"I'm blowing cover," he said. "Starting scan now."
"I'll send body bags," Tina replied.
The Immersion began. Reality deepened. He became disconnected, but saw every detail. He forgot his past. Each investigation was a new game. His skin felt cold.
The security system's physics model included every object in the building, even him. He began to change the digital reality. The virtual building started to vibrate, the lights flickered, and loose items lifted in the air around him. The doors opened, and furniture swarms circled each other. He added fictional characters from all cultures, an army of figures, mascots, cartoons, joined by copies of himself and other inspectors. They walked, jumped, and flew through the rooms, filling all available space.
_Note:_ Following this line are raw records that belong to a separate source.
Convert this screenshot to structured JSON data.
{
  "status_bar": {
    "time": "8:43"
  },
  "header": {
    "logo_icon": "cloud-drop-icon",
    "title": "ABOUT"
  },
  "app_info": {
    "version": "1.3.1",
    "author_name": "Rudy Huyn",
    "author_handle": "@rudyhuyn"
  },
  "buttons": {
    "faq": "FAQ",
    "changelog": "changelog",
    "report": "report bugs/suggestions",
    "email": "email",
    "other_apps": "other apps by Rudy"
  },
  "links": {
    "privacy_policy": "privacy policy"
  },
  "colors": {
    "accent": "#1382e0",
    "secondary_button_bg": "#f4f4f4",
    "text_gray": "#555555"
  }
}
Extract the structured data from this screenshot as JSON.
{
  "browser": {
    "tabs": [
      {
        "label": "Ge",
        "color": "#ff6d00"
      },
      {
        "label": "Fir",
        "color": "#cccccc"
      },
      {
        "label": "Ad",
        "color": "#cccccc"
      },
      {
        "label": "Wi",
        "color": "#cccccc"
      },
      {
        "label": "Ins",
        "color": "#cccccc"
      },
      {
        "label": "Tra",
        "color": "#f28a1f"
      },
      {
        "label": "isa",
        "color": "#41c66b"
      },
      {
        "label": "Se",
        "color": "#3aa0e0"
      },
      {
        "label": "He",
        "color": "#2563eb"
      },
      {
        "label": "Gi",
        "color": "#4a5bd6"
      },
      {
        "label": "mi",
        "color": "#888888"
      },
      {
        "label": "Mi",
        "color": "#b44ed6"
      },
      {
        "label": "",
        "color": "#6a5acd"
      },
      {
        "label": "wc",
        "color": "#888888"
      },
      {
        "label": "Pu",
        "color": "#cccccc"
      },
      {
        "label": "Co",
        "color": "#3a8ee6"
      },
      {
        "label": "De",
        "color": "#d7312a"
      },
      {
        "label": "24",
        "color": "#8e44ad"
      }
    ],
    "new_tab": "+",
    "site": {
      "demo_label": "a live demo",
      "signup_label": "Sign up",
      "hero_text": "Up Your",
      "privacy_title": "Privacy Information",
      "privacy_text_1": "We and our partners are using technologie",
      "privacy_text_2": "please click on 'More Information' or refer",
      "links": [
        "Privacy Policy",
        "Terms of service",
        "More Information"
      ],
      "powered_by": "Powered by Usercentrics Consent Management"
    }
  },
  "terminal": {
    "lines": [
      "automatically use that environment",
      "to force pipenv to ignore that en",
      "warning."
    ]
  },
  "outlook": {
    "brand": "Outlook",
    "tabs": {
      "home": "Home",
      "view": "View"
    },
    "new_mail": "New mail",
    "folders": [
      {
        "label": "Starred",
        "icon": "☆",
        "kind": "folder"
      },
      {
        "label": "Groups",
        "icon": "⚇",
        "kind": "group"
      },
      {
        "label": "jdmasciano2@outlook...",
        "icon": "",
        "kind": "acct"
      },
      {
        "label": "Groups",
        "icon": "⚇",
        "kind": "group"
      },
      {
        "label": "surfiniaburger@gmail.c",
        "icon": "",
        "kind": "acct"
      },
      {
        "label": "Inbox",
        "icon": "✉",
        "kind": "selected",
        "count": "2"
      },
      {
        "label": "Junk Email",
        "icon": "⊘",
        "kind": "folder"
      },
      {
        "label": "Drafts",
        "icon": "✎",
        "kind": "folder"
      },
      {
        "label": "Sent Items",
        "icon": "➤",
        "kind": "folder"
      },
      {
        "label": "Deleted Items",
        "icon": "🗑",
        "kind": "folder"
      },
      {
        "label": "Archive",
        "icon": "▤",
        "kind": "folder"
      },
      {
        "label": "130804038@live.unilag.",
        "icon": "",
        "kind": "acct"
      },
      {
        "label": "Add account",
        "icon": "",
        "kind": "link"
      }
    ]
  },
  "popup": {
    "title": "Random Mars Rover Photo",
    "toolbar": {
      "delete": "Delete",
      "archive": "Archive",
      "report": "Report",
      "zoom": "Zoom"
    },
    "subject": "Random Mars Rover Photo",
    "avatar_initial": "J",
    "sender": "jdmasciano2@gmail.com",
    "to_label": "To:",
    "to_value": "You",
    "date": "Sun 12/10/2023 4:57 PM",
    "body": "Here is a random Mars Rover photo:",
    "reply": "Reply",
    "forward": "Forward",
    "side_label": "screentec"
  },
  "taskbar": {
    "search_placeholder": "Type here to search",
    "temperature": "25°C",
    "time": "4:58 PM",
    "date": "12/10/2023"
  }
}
Closest to him were a flying fish, a glass house, and a robot knight.
When the building was packed, the movement stopped - and he listened to the silence.
"You're frozen," Tina said, "stand by." Her voice became a tone.
Rick looked for errors in the crashed simulation, a gap between the statues. His mind spread across time.
Slowly, he began to see the truth. This case was much bigger than it seemed. The enemy was a highly skilled Class-5 Fam. They had found a way to control their thoughts and those of others, and were absorbing new members without their consent. It explained a recent increase in missing persons. Local police would have to try to visit every member in the same minute, but it was already too late. The group would reprogram random civilians, turning them into highly motivated slaves. Rick had to make a decision . . .
He blinked and raised his visor. Actually, that was just a simulation he ran this morning. He often carried a thought too far. That didn't mean he didn't believe it.
Reality seemed gray by comparison. "End test," he told Tina. "All clear."
"Better safe than dead."
He never saw the figure sitting in an unlit cubicle a meter away. There was a slight draft as he passed, like an exhalation.
He crossed a small greenhouse with desert plants, Saguaro cacti with bright red Garagum blossoms and African spurges. The air was dry but charged. This might be his last moment of peace.